→ Records supplied:
--- START ---

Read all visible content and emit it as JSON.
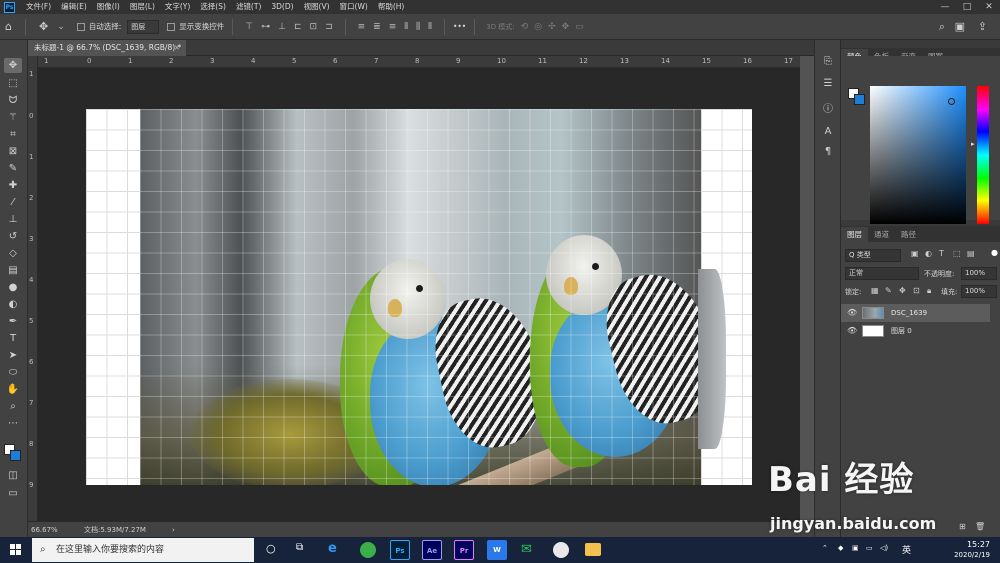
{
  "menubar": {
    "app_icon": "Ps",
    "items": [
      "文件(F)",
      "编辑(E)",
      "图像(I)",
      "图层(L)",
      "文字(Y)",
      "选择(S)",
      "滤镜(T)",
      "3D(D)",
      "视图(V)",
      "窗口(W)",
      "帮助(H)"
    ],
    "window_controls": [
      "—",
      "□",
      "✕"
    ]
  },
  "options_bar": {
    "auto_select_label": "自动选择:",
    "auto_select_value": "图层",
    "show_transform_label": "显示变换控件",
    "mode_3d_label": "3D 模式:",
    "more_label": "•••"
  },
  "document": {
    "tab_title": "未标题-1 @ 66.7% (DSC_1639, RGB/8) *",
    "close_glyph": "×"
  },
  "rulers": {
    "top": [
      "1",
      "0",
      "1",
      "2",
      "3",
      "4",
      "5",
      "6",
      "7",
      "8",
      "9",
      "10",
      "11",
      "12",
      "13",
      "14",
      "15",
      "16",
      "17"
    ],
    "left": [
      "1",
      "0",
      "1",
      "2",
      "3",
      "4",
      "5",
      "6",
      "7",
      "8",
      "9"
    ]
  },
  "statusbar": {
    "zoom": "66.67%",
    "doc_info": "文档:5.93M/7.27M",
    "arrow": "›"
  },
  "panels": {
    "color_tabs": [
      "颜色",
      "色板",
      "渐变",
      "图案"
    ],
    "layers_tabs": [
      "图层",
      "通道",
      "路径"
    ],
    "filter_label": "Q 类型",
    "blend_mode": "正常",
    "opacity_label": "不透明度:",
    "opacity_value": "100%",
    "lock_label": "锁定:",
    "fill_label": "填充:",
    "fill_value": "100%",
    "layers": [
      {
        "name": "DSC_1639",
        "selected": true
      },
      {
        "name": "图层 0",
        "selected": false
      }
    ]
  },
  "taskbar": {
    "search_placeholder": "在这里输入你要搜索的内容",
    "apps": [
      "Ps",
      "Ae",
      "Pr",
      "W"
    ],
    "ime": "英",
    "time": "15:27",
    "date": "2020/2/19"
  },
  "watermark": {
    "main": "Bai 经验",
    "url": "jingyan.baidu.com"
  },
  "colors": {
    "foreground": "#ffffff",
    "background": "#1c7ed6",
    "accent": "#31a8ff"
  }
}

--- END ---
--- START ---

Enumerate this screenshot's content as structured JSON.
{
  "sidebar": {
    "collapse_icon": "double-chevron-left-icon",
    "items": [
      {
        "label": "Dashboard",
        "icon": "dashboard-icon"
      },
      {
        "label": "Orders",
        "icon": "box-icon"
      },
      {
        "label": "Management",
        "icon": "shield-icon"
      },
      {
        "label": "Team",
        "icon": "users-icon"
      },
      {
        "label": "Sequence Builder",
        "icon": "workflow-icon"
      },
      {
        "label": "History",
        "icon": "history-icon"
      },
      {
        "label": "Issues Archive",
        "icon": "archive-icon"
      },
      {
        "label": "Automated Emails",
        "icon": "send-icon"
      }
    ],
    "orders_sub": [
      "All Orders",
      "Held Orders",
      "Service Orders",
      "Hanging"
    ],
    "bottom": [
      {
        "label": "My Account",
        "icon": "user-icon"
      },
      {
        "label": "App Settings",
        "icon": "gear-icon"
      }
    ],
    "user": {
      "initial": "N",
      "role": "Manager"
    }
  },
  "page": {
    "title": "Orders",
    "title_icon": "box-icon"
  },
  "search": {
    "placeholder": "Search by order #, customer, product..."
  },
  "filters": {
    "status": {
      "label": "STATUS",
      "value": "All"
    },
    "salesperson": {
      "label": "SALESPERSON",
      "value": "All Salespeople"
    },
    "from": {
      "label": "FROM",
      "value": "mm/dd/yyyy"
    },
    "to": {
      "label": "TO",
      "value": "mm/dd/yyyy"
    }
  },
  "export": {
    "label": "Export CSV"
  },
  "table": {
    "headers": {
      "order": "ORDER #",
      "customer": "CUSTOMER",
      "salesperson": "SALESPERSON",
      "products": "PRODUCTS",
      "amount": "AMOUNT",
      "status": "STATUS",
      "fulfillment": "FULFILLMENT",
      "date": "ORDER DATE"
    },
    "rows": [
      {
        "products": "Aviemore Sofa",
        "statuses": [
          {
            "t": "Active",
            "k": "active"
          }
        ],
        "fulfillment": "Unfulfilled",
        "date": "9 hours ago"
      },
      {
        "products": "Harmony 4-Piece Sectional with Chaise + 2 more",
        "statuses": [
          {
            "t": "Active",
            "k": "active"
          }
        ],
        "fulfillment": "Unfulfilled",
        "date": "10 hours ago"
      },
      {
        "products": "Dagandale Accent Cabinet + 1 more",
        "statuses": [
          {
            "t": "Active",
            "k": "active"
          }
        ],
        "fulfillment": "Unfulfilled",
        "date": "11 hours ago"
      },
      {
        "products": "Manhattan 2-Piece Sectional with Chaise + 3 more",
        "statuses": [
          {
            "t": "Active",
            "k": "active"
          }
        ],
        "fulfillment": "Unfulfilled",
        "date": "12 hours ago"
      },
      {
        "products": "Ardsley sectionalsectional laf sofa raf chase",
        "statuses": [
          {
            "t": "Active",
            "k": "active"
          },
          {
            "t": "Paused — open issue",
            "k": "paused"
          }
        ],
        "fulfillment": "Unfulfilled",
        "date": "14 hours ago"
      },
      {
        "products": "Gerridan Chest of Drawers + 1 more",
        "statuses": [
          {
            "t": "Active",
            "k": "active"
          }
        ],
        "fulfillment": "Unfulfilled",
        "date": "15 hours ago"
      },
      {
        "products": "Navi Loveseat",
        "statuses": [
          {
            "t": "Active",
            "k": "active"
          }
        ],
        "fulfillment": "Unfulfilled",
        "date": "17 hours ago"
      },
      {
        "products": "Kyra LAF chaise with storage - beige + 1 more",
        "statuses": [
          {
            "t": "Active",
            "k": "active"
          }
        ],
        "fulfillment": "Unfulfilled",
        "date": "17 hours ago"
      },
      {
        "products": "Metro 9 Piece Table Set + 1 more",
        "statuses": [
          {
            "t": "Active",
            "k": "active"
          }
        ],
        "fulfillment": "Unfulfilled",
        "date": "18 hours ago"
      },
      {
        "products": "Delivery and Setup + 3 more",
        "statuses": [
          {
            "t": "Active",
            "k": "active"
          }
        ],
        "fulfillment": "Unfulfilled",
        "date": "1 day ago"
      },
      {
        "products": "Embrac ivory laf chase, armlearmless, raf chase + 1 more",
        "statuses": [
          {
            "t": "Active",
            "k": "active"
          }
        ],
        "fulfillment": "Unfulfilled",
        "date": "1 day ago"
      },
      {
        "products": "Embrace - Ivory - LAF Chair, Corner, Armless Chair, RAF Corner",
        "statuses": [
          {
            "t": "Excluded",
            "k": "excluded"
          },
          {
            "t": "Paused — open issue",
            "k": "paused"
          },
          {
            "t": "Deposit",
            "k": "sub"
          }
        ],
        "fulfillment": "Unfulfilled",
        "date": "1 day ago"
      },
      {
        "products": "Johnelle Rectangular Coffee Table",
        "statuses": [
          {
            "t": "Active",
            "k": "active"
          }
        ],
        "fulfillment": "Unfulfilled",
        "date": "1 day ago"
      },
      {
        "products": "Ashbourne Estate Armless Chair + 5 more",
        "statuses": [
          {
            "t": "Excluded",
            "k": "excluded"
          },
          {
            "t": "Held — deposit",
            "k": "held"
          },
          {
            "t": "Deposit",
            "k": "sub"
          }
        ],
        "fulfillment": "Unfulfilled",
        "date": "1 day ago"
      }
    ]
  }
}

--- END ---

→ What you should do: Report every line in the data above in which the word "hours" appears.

→ Written solution:
        "date": "9 hours ago"
        "date": "10 hours ago"
        "date": "11 hours ago"
        "date": "12 hours ago"
        "date": "14 hours ago"
        "date": "15 hours ago"
        "date": "17 hours ago"
        "date": "17 hours ago"
        "date": "18 hours ago"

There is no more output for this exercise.